Every line containing "JSON" should be identified and copied from the data below.

========================================

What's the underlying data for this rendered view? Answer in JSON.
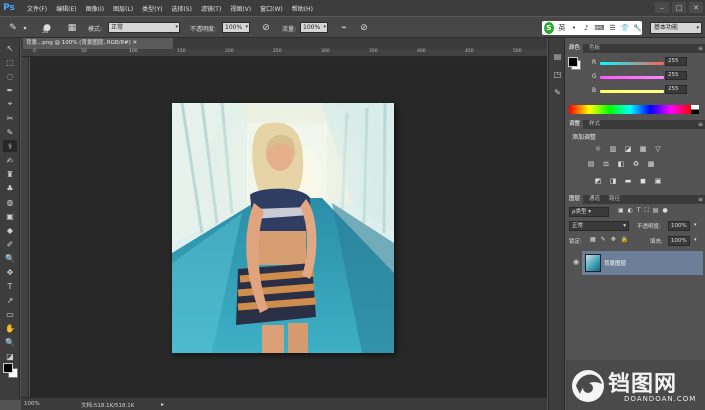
{
  "app": {
    "logo": "Ps"
  },
  "menu": [
    "文件(F)",
    "编辑(E)",
    "图像(I)",
    "图层(L)",
    "类型(Y)",
    "选择(S)",
    "滤镜(T)",
    "视图(V)",
    "窗口(W)",
    "帮助(H)"
  ],
  "window_controls": [
    "–",
    "□",
    "✕"
  ],
  "options_bar": {
    "brush_size": "30",
    "mode_label": "模式:",
    "mode_value": "正常",
    "opacity_label": "不透明度:",
    "opacity_value": "100%",
    "flow_label": "流量:",
    "flow_value": "100%",
    "workspace": "基本功能",
    "sogou_logo": "S",
    "sogou_icons": [
      "英",
      "•",
      "♪",
      "⌨",
      "☰",
      "👕",
      "🔧"
    ]
  },
  "document": {
    "tab_title": "背景...png @ 100% (背景图层, RGB/8#) ✕",
    "zoom": "100%",
    "doc_info": "文档:518.1K/518.1K"
  },
  "ruler_top_labels": [
    "0",
    "50",
    "100",
    "150",
    "200",
    "250",
    "300",
    "350",
    "400",
    "450",
    "500"
  ],
  "color_panel": {
    "tabs": [
      "颜色",
      "色板"
    ],
    "channels": [
      {
        "label": "R",
        "value": "255",
        "color": "#ff5f6b"
      },
      {
        "label": "G",
        "value": "255",
        "color": "#e95bff"
      },
      {
        "label": "B",
        "value": "255",
        "color": "#f6f35a"
      }
    ]
  },
  "adjustments_panel": {
    "tabs": [
      "调整",
      "样式"
    ],
    "title": "添加调整",
    "rows": [
      [
        "☼",
        "▥",
        "◪",
        "▦",
        "▽"
      ],
      [
        "▤",
        "⚖",
        "◧",
        "♻",
        "▦"
      ],
      [
        "◩",
        "◨",
        "▬",
        "◼",
        "▣"
      ]
    ]
  },
  "layers_panel": {
    "tabs": [
      "图层",
      "通道",
      "路径"
    ],
    "filter_label": "ρ类型",
    "blend_mode": "正常",
    "opacity_label": "不透明度:",
    "opacity_value": "100%",
    "lock_label": "锁定:",
    "fill_label": "填充:",
    "fill_value": "100%",
    "layer_name": "背景图层"
  },
  "tools": [
    "↖",
    "⬚",
    "◌",
    "✒",
    "⌖",
    "✂",
    "✎",
    "⚕",
    "✍",
    "♜",
    "♣",
    "◍",
    "▣",
    "◆",
    "✐",
    "🔍",
    "✥",
    "T",
    "↗",
    "▭",
    "✋",
    "🔍",
    "◪"
  ],
  "watermark": {
    "main": "铛图网",
    "sub": "DOANDOAN.COM"
  }
}
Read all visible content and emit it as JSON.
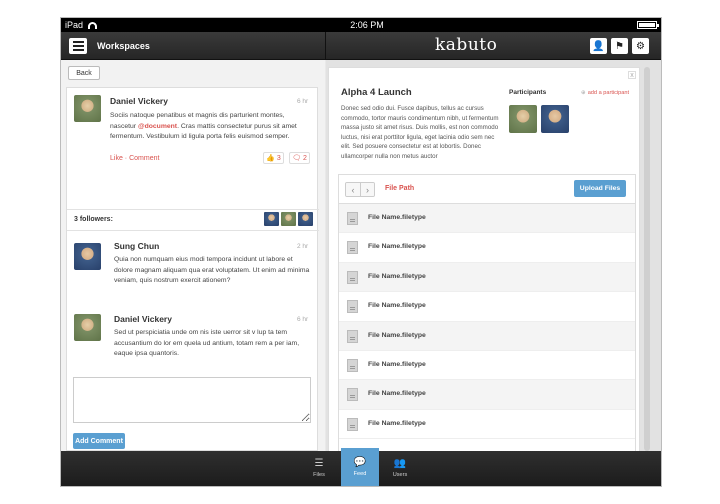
{
  "status_bar": {
    "device": "iPad",
    "time": "2:06 PM"
  },
  "header": {
    "menu_icon": "hamburger-icon",
    "section_title": "Workspaces",
    "brand": "kabuto",
    "actions": [
      {
        "icon": "user-icon",
        "glyph": "👤"
      },
      {
        "icon": "flag-icon",
        "glyph": "⚑"
      },
      {
        "icon": "gear-icon",
        "glyph": "⚙"
      }
    ]
  },
  "left": {
    "back_label": "Back",
    "post": {
      "author": "Daniel Vickery",
      "time": "6 hr",
      "text_before": "Sociis natoque penatibus et magnis dis parturient montes, nascetur ",
      "mention": "@document",
      "text_after": ". Cras mattis consectetur purus sit amet fermentum. Vestibulum id ligula porta felis euismod semper.",
      "like_label": "Like",
      "dot": "·",
      "comment_label": "Comment",
      "likes": "3",
      "comments": "2"
    },
    "followers_label": "3 followers:",
    "comments": [
      {
        "author": "Sung Chun",
        "time": "2 hr",
        "text": "Quia non numquam eius modi tempora incidunt ut labore et dolore magnam aliquam qua erat voluptatem. Ut enim ad minima veniam, quis nostrum exercit ationem?"
      },
      {
        "author": "Daniel Vickery",
        "time": "6 hr",
        "text": "Sed ut perspiciatia unde om nis iste uerror sit v lup ta tem accusantium do lor em quela ud antium, totam rem a per iam, eaque ipsa quantoris."
      }
    ],
    "comment_placeholder": "",
    "add_comment_label": "Add Comment"
  },
  "detail": {
    "close": "x",
    "title": "Alpha 4 Launch",
    "description": "Donec sed odio dui. Fusce dapibus, tellus ac cursus commodo, tortor mauris condimentum nibh, ut fermentum massa justo sit amet risus. Duis mollis, est non commodo luctus, nisi erat porttitor ligula, eget lacinia odio sem nec elit. Sed posuere consectetur est at lobortis. Donec ullamcorper nulla non metus auctor",
    "participants_label": "Participants",
    "add_participant_label": "add a participant",
    "file_path_label": "File Path",
    "upload_label": "Upload Files",
    "files": [
      "File Name.filetype",
      "File Name.filetype",
      "File Name.filetype",
      "File Name.filetype",
      "File Name.filetype",
      "File Name.filetype",
      "File Name.filetype",
      "File Name.filetype"
    ]
  },
  "tabs": [
    {
      "label": "Files",
      "icon": "list-icon",
      "glyph": "☰",
      "active": false
    },
    {
      "label": "Feed",
      "icon": "chat-bubble-icon",
      "glyph": "💬",
      "active": true
    },
    {
      "label": "Users",
      "icon": "users-icon",
      "glyph": "👥",
      "active": false
    }
  ],
  "colors": {
    "accent": "#5a9fd1",
    "link": "#d9534f",
    "header_bg": "#2b2b2b"
  }
}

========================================

__Result of this exercise__:
What's the underlying data for this rendered view? Answer in JSON.
Read all visible content and emit it as JSON.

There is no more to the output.